Communication Builds Our Community

Seminole Hotel Owner Asks City to Halt Foreclosure, Waive Fines

Henry Kebabjian is not giving up on his plans to redevelop the historic Seminole Hotel and is still hoping to convince Lake Wales city commissioners to drop their foreclosure action, waive code enforcement fines and allow him to go forward with the project.

Kebabjian told commissioners at their Dec. 1 meeting that he now has more than $40,000 invested in the hotel, which he purchased for $10,500 in August. He said he has purchased property for parking south of the hotel on First Street, ordered an appraisal, and hired contractors for electrical, plumbing, painting and a fire sprinkler system. He said he also has estimates for new doors, windows and roofing and is working to purchase title insurance.

Speaking during the communications and petitions section of the meeting, Kebabjian asked to be placed on a future agenda, when the commission could take action on his requests. City Manager James Slaton said he will bring options for the commission to discuss at their Dec. 9 agenda workshop meeting to determine what action item to put on the regular meeting agenda Dec. 15.

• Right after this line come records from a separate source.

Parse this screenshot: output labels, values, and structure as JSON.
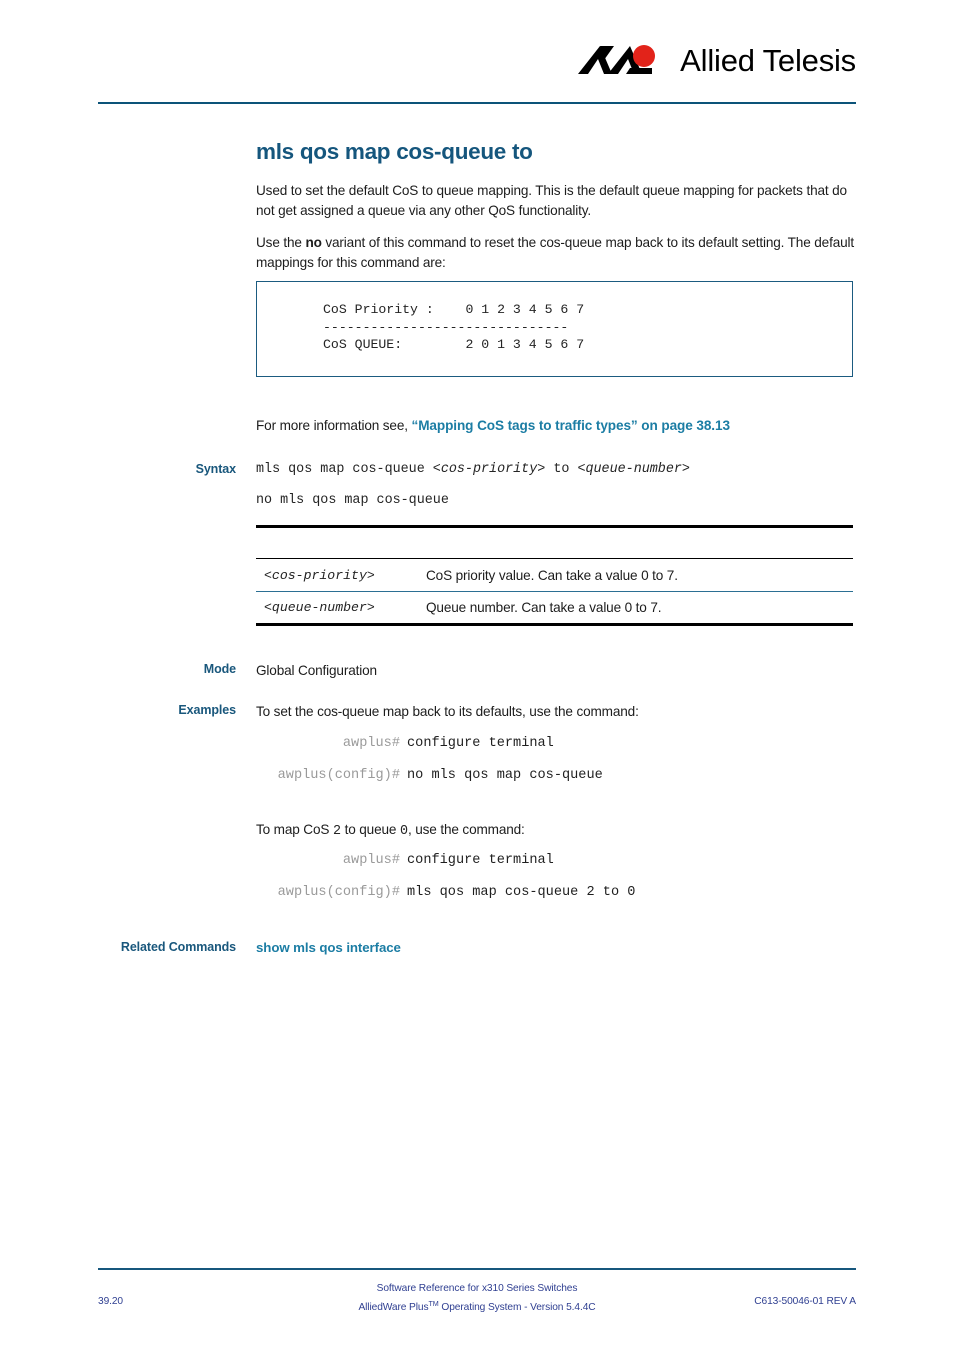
{
  "brand": {
    "logo_text": "Allied Telesis",
    "logo_icon": "allied-telesis-chevron-mark",
    "accent_dark": "#15567d",
    "accent_link": "#1c7da4",
    "rule_color": "#0c5379",
    "logo_red": "#e2231a"
  },
  "page": {
    "title": "mls qos map cos-queue to",
    "intro_paragraph": "Used to set the default CoS to queue mapping. This is the default queue mapping for packets that do not get assigned a queue via any other QoS functionality.",
    "no_variant": {
      "before": "Use the ",
      "bold": "no",
      "after": " variant of this command to reset the cos-queue map back to its default setting. The default mappings for this command are:"
    },
    "code_sample": "CoS Priority :    0 1 2 3 4 5 6 7\n-------------------------------\nCoS QUEUE:        2 0 1 3 4 5 6 7",
    "more_info": {
      "prefix": "For more information see, ",
      "link_text": "“Mapping CoS tags to traffic types” on page 38.13"
    }
  },
  "sections": {
    "syntax": {
      "label": "Syntax",
      "line1": {
        "prefix": "mls qos map cos-queue <",
        "param1": "cos-priority",
        "middle": "> to <",
        "param2": "queue-number",
        "suffix": ">"
      },
      "line2": "no mls qos map cos-queue"
    },
    "parameters": {
      "rows": [
        {
          "name": "<cos-priority>",
          "description": "CoS priority value. Can take a value 0 to 7."
        },
        {
          "name": "<queue-number>",
          "description": "Queue number. Can take a value 0 to 7."
        }
      ]
    },
    "mode": {
      "label": "Mode",
      "value": "Global Configuration"
    },
    "examples": {
      "label": "Examples",
      "example1": {
        "intro": "To set the cos-queue map back to its defaults, use the command:",
        "lines": [
          {
            "prompt": "awplus#",
            "command": "configure terminal"
          },
          {
            "prompt": "awplus(config)#",
            "command": "no mls qos map cos-queue"
          }
        ]
      },
      "example2": {
        "intro_prefix": "To map CoS ",
        "intro_mono1": "2",
        "intro_middle": " to queue ",
        "intro_mono2": "0",
        "intro_suffix": ", use the command:",
        "lines": [
          {
            "prompt": "awplus#",
            "command": "configure terminal"
          },
          {
            "prompt": "awplus(config)#",
            "command": "mls qos map cos-queue 2 to 0"
          }
        ]
      }
    },
    "related_commands": {
      "label": "Related Commands",
      "links": [
        "show mls qos interface"
      ]
    }
  },
  "footer": {
    "page_number": "39.20",
    "center_line1": "Software Reference for x310 Series Switches",
    "center_line2_a": "AlliedWare Plus",
    "center_line2_sup": "TM",
    "center_line2_b": " Operating System  - Version 5.4.4C",
    "doc_id": "C613-50046-01 REV A"
  }
}
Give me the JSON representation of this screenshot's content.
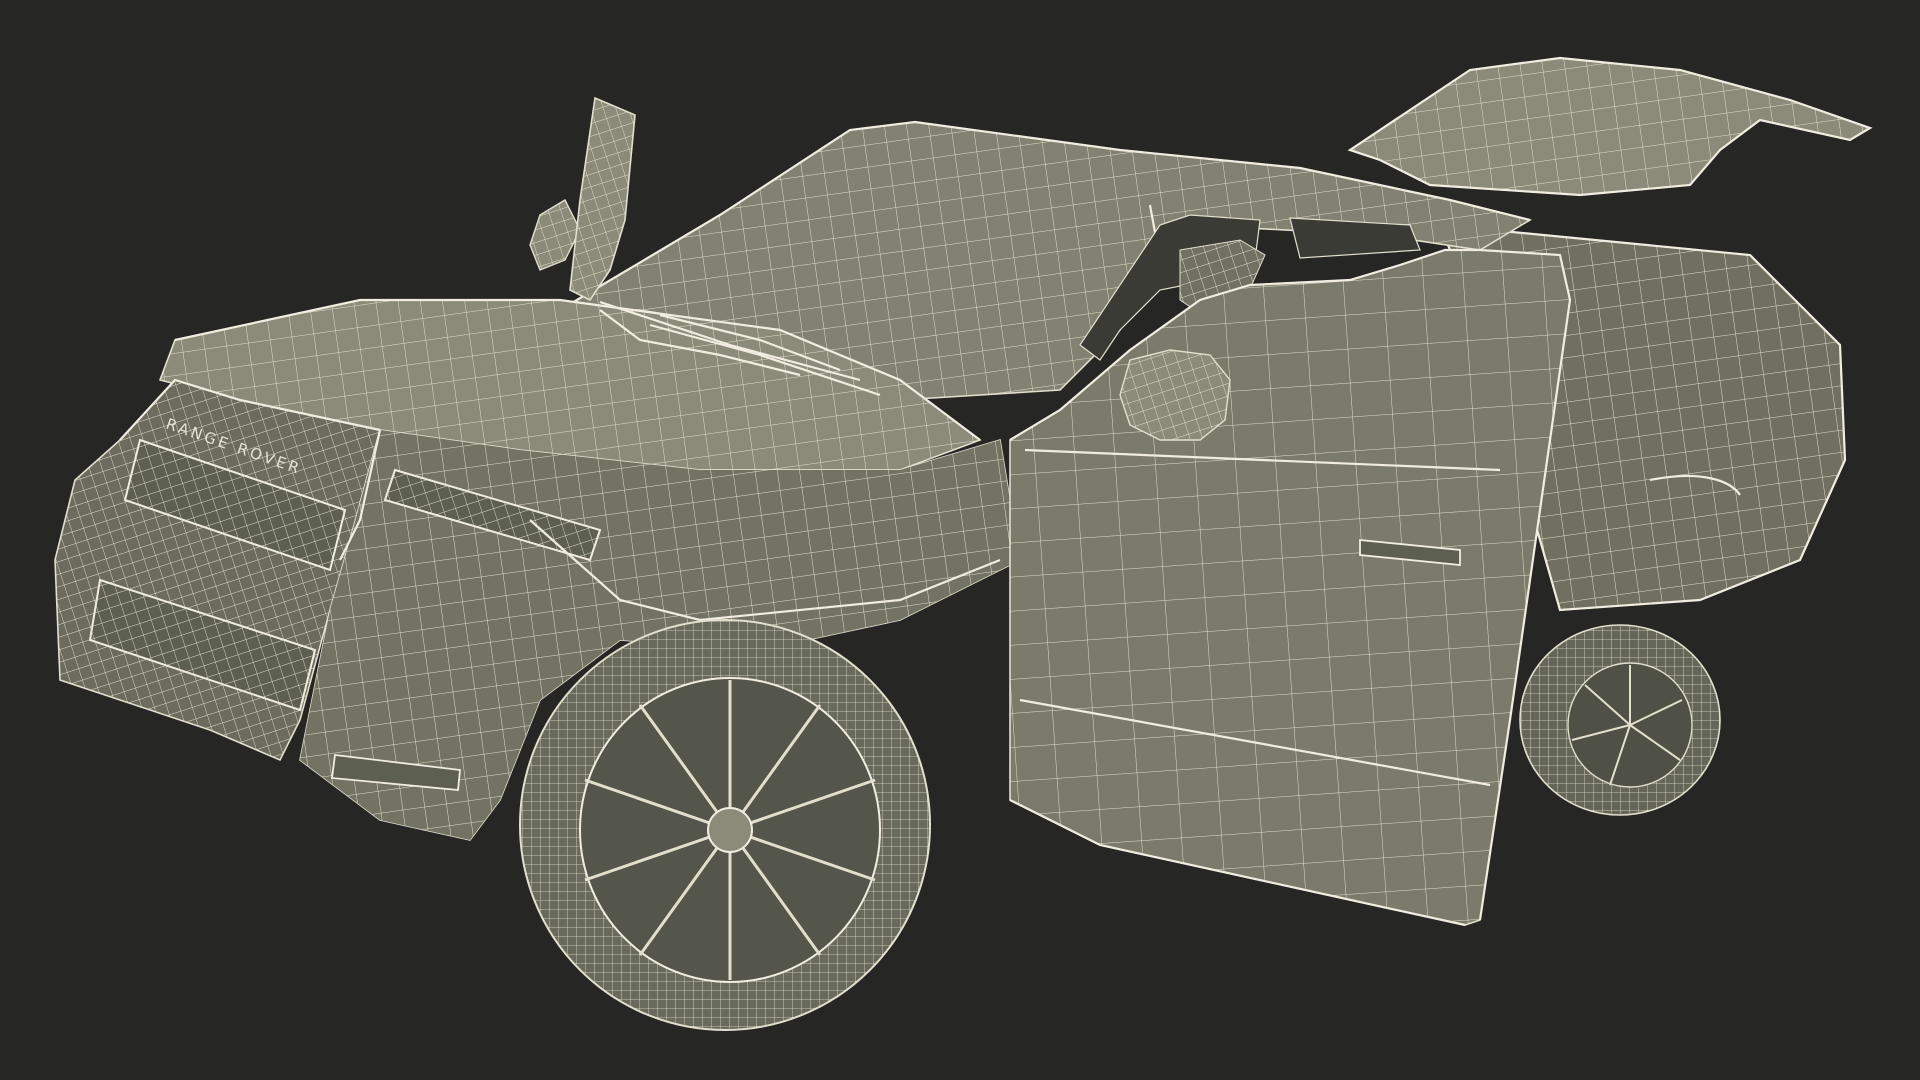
{
  "scene": {
    "background": "#262625",
    "model": {
      "fill_color": "#7a7b6a",
      "fill_dark": "#5d5f50",
      "fill_light": "#8e8f7d",
      "wire_color": "#e2dfcc",
      "badge_text": "RANGE ROVER"
    }
  }
}
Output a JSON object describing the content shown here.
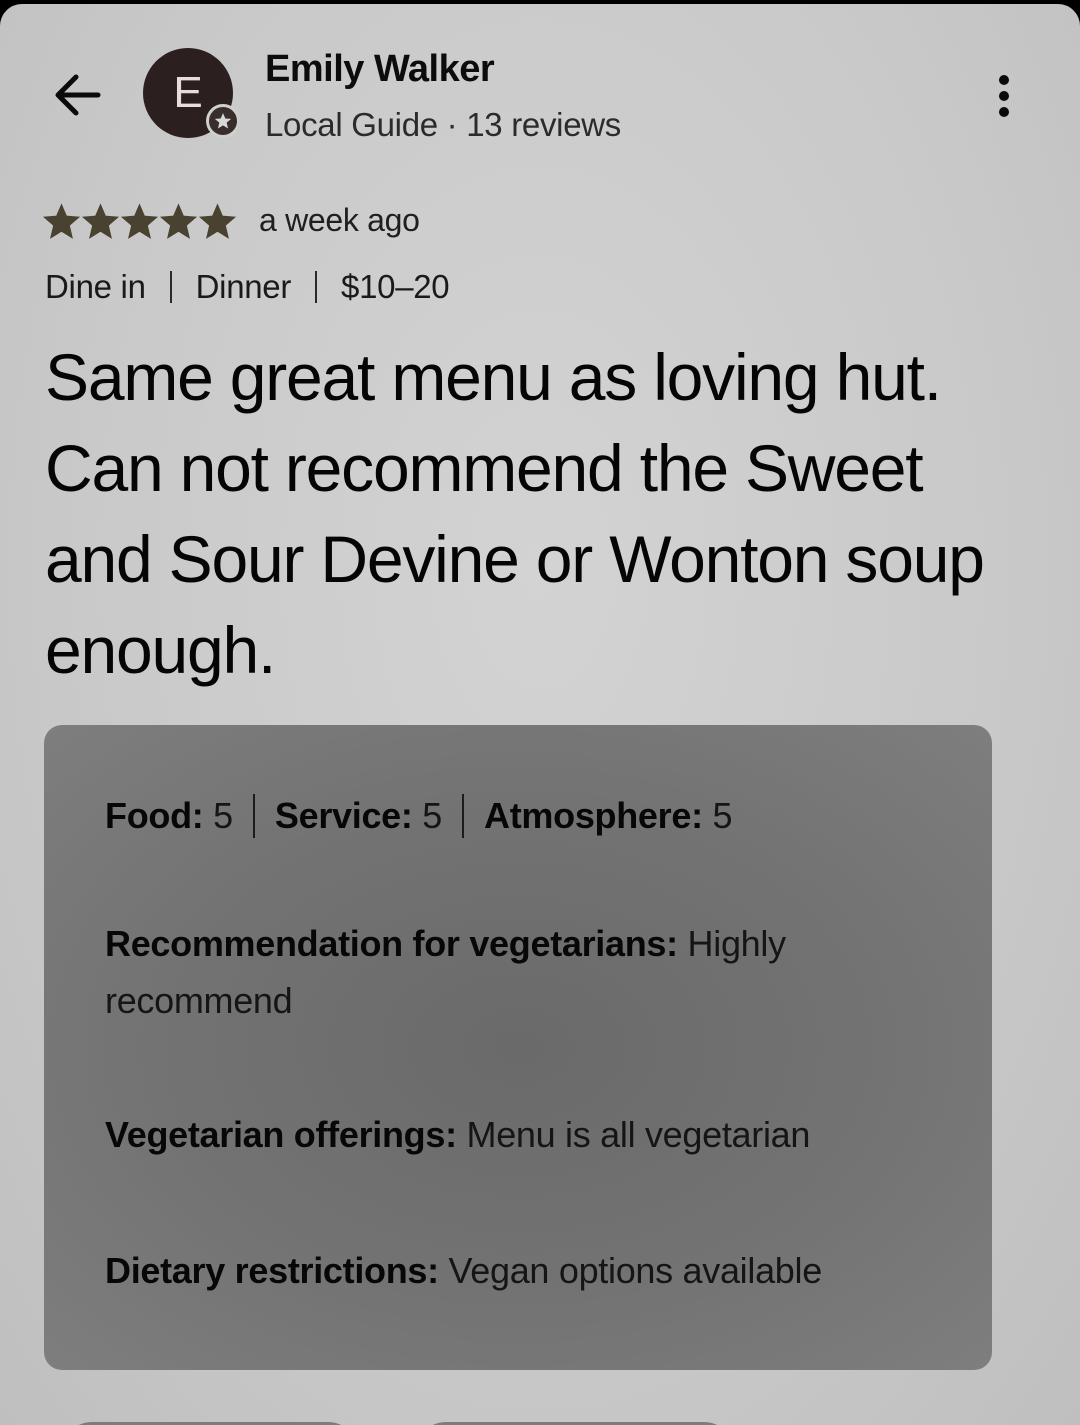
{
  "header": {
    "avatar_initial": "E",
    "user_name": "Emily Walker",
    "user_meta": "Local Guide · 13 reviews",
    "back_icon": "arrow-left-icon",
    "more_icon": "more-vert-icon",
    "badge_icon": "star-badge-icon",
    "avatar_color": "#2c1f1f"
  },
  "rating": {
    "stars": 5,
    "max_stars": 5,
    "star_color": "#4a4230",
    "time": "a week ago"
  },
  "visit": {
    "mode": "Dine in",
    "meal": "Dinner",
    "price": "$10–20"
  },
  "review": {
    "text": "Same great menu as loving hut. Can not recommend the Sweet and Sour Devine or Wonton soup enough."
  },
  "details": {
    "scores": [
      {
        "label": "Food:",
        "value": "5"
      },
      {
        "label": "Service:",
        "value": "5"
      },
      {
        "label": "Atmosphere:",
        "value": "5"
      }
    ],
    "vegetarian_recommendation": {
      "label": "Recommendation for vegetarians:",
      "value": "Highly recommend"
    },
    "vegetarian_offerings": {
      "label": "Vegetarian offerings:",
      "value": "Menu is all vegetarian"
    },
    "dietary_restrictions": {
      "label": "Dietary restrictions:",
      "value": "Vegan options available"
    }
  }
}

City Attorney Chuck Galloway said he is waiting for a hearing to be scheduled on the pending foreclosure action. The hotel was shut down in 2017 as unsafe due to multiple code violations. The city's code enforcement board approved moving forward with foreclosure after recent owner Cardiff Howell of Orlando was unable to submit an acceptable renovation plan, and attempts by local developer Ray Brown to purchase the property fell through in June. Howell bought the 14,776-square-foot hotel in March 2010 for $630,000. Property appraiser records list the market value of the historic structure, built in 1929, as $101,000, a drop of $80,000 since 2017.

"This action is pending and it's going forward until this body says don't do it," Galloway said, noting Kebabjian could purchase the property at the foreclosure sale if he is willing to reimburse the city $11,000 in back taxes, pay attorney fees, court costs and administrative fines of more than $270,000 that continue to accrue at $250 per day. The city also wants to collect about $6,000 for an environmental study to determine asbestos content in the building.

Kebabjian said the foreclosure is "not going to happen," even if he has to pay off the code enforcement liens and other costs, which now total about $290,000. He told commissioners if they don't waive the fines it will delay the project and he will not be able to redo the building exterior with new stucco, doors and windows.

"So you're saying if we don't do what you want it will be a shoddy building?" asked Commissioner Terrye Howell.

Kebabjian told commissioners if they work with him to offer a fine amnesty program he would have the hotel exterior completely redone within one year. Last month he told them he had a loan commitment, and that he planned to restore the first floor of the hotel with retail storefronts and a restaurant before renovating hotel rooms on the second and third floors. Kebabjian also said he made $170,000 in net profit from the sale of Giorgio's restaurant on Stuart Avenue downtown.

"The money I've made in Lake Wales I'm reinvesting in Lake Wales," Kebabjian said, noting if the city refuses to compromise, "All they are going to do is scare other investors away."

Galloway and Slaton are recommending that the city foreclose on the hotel, then transfer it to the city's Community Redevelopment Agency, which can then seek proposals from possible developers. Galloway said the foreclosure action will help the city get clear title to the property.

Kebabjian said he now has a quit claim deed from Howell's ex-wife, Myra Howell Smith, so the only issues with the title are the city's liens.

He originally budgeted $350,000 for the Seminole restoration and having to pay off the fines will only delay the project, Kebabjian said.

"I have no problem paying the money – a fair number, not the fines since day one," Kebabjian said. "All I'm saying is let's be fair."


Reader Comments(1)

gator63 writes:

Based on the Walesbilt project, the city would be better served by sitting down with the owner and working out a time schedule for completion. Then reduce the fines according to amount spent by the owner in making the renovations. The city should also hire an outside project management firm to oversee the work.